Pro-Putin rapper buys Starbucks in Russia and ‘Russifies’ it with a new name: Stars Coffee
In mid-June, thousands of Russians flocked to the grand reopening of McDonald’s in downtown Moscow’s Pushkin Square.
The new restaurant was renamed “Tasty, Period,” but had all the trappings of a regular McDonald’s menu: crispy chicken nuggets, skinny fries, steaming-hot apple pies, and a Big Mac that was now called a Grand De Luxe.
As Western brands exit Russia over Vladimir Putin’s war on Ukraine, many of them, like McDonald’s, are receiving Russian makeovers as the country’s businessmen take over the companies that have left.
Now, Seattle-born Starbucks, the iconic coffee chain, has become the latest American institution to become “Russified.”

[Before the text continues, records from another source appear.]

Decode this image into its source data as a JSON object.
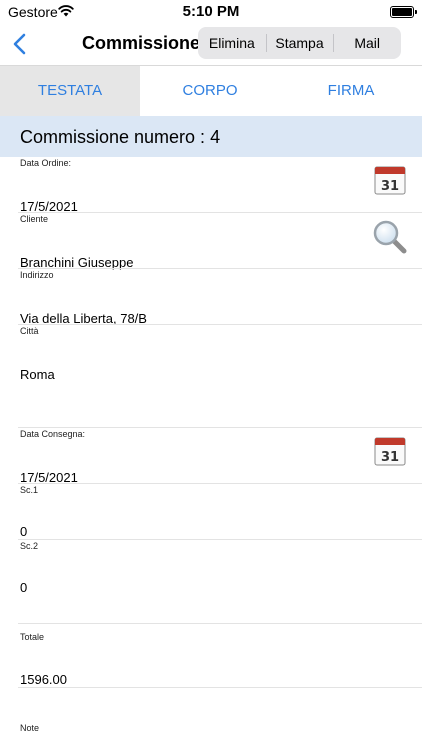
{
  "status": {
    "carrier": "Gestore",
    "time": "5:10 PM",
    "battery_level": 1.0
  },
  "nav": {
    "title": "Commissione",
    "actions": {
      "delete": "Elimina",
      "print": "Stampa",
      "mail": "Mail"
    }
  },
  "tabs": {
    "header": "TESTATA",
    "body": "CORPO",
    "signature": "FIRMA",
    "active": "header"
  },
  "section": {
    "title": "Commissione numero : 4"
  },
  "fields": {
    "data_ordine": {
      "label": "Data Ordine:",
      "value": "17/5/2021"
    },
    "cliente": {
      "label": "Cliente",
      "value": "Branchini Giuseppe"
    },
    "indirizzo": {
      "label": "Indirizzo",
      "value": "Via della Liberta, 78/B"
    },
    "citta": {
      "label": "Città",
      "value": "Roma"
    },
    "data_consegna": {
      "label": "Data Consegna:",
      "value": "17/5/2021"
    },
    "sc1": {
      "label": "Sc.1",
      "value": "0"
    },
    "sc2": {
      "label": "Sc.2",
      "value": "0"
    },
    "totale": {
      "label": "Totale",
      "value": "1596.00"
    },
    "note": {
      "label": "Note",
      "value": ""
    }
  },
  "icons": {
    "back": "chevron-left-icon",
    "calendar": "calendar-icon",
    "calendar_day": "31",
    "search": "magnifier-icon"
  },
  "colors": {
    "accent": "#2f7fe0",
    "section_bg": "#dbe7f5",
    "active_tab_bg": "#e6e6e6",
    "calendar_red": "#c0392b"
  }
}
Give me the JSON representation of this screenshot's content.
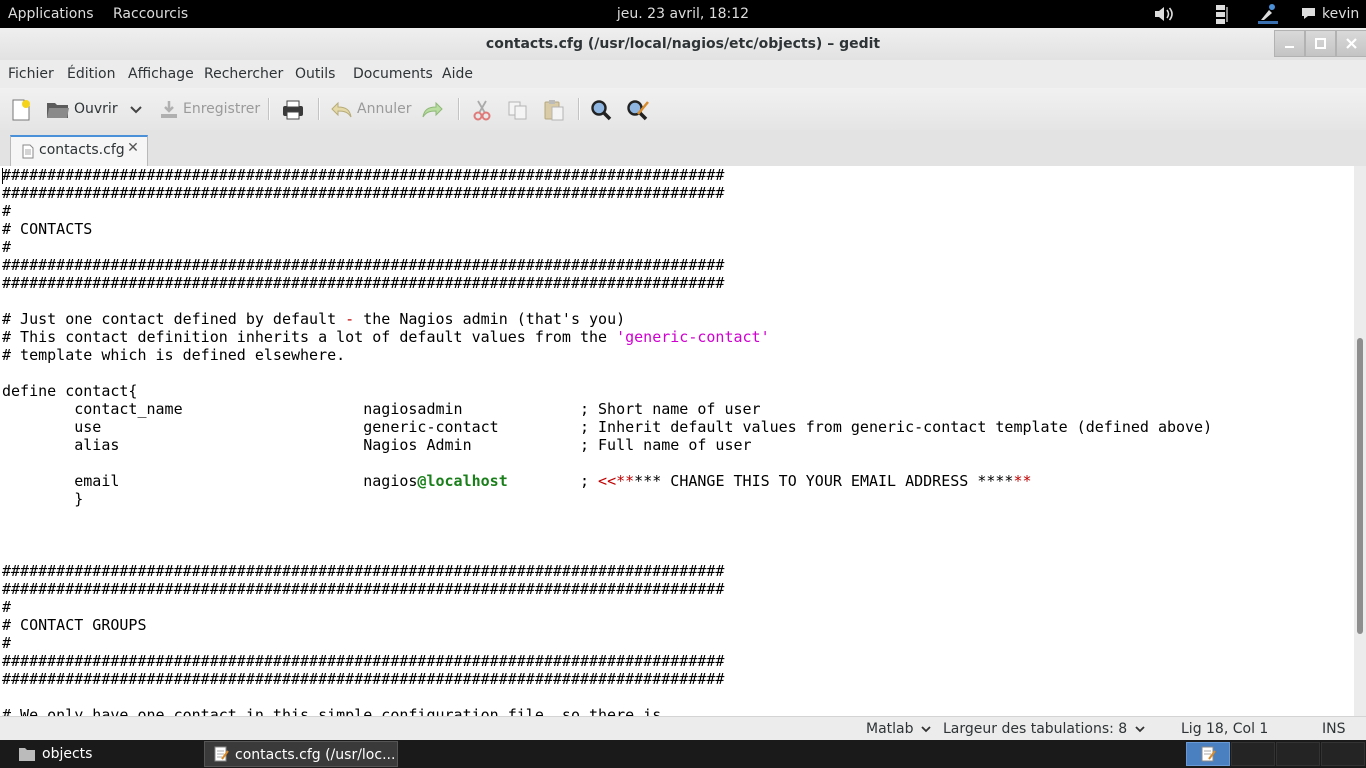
{
  "top_panel": {
    "applications": "Applications",
    "shortcuts": "Raccourcis",
    "clock": "jeu. 23 avril, 18:12",
    "user": "kevin"
  },
  "window": {
    "title": "contacts.cfg (/usr/local/nagios/etc/objects) – gedit"
  },
  "menu": [
    "Fichier",
    "Édition",
    "Affichage",
    "Rechercher",
    "Outils",
    "Documents",
    "Aide"
  ],
  "toolbar": {
    "open_label": "Ouvrir",
    "save_label": "Enregistrer",
    "undo_label": "Annuler"
  },
  "tab": {
    "label": "contacts.cfg"
  },
  "editor": {
    "lines": [
      "################################################################################",
      "################################################################################",
      "#",
      "# CONTACTS",
      "#",
      "################################################################################",
      "################################################################################",
      "",
      "# Just one contact defined by default - the Nagios admin (that's you)",
      "# This contact definition inherits a lot of default values from the 'generic-contact'",
      "# template which is defined elsewhere.",
      "",
      "define contact{",
      "        contact_name                    nagiosadmin             ; Short name of user",
      "        use                             generic-contact         ; Inherit default values from generic-contact template (defined above)",
      "        alias                           Nagios Admin            ; Full name of user",
      "",
      "        email                           nagios@localhost        ; <<***** CHANGE THIS TO YOUR EMAIL ADDRESS ******",
      "        }",
      "",
      "",
      "",
      "################################################################################",
      "################################################################################",
      "#",
      "# CONTACT GROUPS",
      "#",
      "################################################################################",
      "################################################################################",
      "",
      "# We only have one contact in this simple configuration file, so there is"
    ]
  },
  "statusbar": {
    "language": "Matlab",
    "tab_width": "Largeur des tabulations:  8",
    "position": "Lig 18, Col 1",
    "mode": "INS"
  },
  "taskbar": {
    "items": [
      "objects",
      "contacts.cfg (/usr/loc..."
    ]
  },
  "colors": {
    "string": "#d000d0",
    "operator": "#c00000",
    "at_keyword": "#1a7f1a",
    "tab_accent": "#4a90d9"
  }
}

On Thursday, one of Russia’s most popular rappers, Timur Yunusov—more commonly known as Timati—alongside restaurateur Anton Pinskiy, unveiled “Stars Coffee” as the replacement for Starbucks in Russia. In May, Starbucks announced that it was exiting Russia after 15 years in the country. The new chain featured a logo near-identical to Starbucks’—except that the woman therein was adorned with a kokoshnik, a traditional Russian headdress, rather than a crown.
My best friend is Vladimir Putin

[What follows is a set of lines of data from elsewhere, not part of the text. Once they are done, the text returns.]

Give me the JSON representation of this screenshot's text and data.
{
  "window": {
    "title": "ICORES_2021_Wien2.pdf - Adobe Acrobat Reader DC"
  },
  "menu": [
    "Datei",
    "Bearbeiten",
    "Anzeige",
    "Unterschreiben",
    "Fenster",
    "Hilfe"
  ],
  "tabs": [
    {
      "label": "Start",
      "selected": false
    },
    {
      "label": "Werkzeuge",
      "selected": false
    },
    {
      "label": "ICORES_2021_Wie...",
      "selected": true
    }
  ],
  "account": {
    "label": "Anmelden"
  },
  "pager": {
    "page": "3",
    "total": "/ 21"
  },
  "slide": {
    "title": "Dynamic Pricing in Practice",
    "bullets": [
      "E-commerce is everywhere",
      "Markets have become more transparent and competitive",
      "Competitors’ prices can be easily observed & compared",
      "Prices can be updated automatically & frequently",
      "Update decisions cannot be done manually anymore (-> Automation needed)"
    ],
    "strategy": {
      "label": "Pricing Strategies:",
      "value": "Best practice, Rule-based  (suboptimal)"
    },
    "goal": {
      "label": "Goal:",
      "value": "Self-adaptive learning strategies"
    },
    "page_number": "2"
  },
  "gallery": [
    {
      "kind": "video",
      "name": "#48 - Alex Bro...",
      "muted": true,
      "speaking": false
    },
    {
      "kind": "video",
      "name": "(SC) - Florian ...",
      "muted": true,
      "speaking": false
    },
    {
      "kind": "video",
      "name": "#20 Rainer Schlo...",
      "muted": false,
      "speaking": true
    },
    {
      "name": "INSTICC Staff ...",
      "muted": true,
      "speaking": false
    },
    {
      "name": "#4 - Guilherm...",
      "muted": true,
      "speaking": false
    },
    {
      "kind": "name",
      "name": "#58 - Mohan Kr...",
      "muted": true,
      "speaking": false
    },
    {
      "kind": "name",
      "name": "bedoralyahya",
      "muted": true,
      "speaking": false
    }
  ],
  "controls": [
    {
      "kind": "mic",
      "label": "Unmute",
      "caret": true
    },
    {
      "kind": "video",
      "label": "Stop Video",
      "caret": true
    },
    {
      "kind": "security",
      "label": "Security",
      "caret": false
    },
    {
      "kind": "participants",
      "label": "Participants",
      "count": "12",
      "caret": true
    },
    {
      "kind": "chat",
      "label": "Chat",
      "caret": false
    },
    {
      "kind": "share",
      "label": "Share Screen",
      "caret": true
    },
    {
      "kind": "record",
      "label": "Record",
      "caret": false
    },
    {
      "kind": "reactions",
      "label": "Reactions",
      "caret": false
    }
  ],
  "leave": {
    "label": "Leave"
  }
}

Rapper Timati, one of Russia’s most famous musicians, with 18.4 million Instagram followers, rose to fame on hits like his 2016 collaboration with Russian pop-rap artist Egor Kreed, “Where You Are, I Am.”
But in recent years, Timati has also become a serial entrepreneur—and one who fully supports the Kremlin. In 2015 he released a single called “My Best Friend Is Vladimir Putin.” In 2016 he launched a fast food chain, Black Star Burger (celebrities like Justin and Hailey Bieber and Ty Dolla $ign attended its Los Angeles opening in 2019). And in 2019 he debuted an army-inspired fashion line in collaboration with Russia’s Defense Ministry that included T-shirts emblazoned with “Syria.” He said the clothing line would help Russians who had previously struggled to express their patriotism.
On VKontakte, the Russian version of Facebook, Timati wrote in March: “I love Ukraine and Ukrainian people. I’m sorry that…we’ve been pushed against one another and that we couldn’t find an agreement.”
‘Russifying’ Western brands
As 1,000 global companies exit Russia—or curb operations in the country—over their opposition to the war, Russian elites, many of whom are close to the Kremlin, are snatching up hastily discarded businesses—sometimes at bargain prices.
Siberian billionaire Alexander Govor purchased McDonald’s Russian operations for an undisclosed sum, but boasted that he paid “far lower than market price.” French carmaker Renault hastily dumped its stake in Russian automaker Avtovaz; it sold its share to a Russian science institute for one ruble in May.
Russian businesses like Tasty, Period, and Stars Coffee are replacing Western brands. Since February, Russian grocery stores have been flooded with Coca-Cola and Fanta knockoff brands like “CoolCola” and “Fantola.”
Timati and Pinskiy didn’t disclose the amount they paid for Starbucks. But the new owners claim that their business was an “expensive pleasure. We have invested as much as we paid them,” Pinskiy said to Reuters.
Co-owner Pinskiy also noted that Stars Coffee has nothing in common with Starbucks. “[We] acquired it and made our own brand. That’s it,” he said. Kuwaiti company Alshaya Group had received licenses to operate 130 shops and employed over 2,000 workers in Russia, but didn’t want to keep its Russia business without the Starbucks brand.
This week, Timati posted a series of photos promoting Stars Coffee, including branded products for sale like coffee gift boxes and hoodies. The new Stars Coffee menu will include items familiar to Starbucks fans like blended iced coffee drinks called “frappuccitos”—similar to Starbucks-trademarked Frappuccinos. Stars Coffee will open at 130 locations across Russia by the end of September.
Shortly after acquiring Starbucks, Timati promised not to “disappoint the millions of coffee lovers” in Russia. “We have a chance not only to change the sign, but to create a real case of cool import substitution!”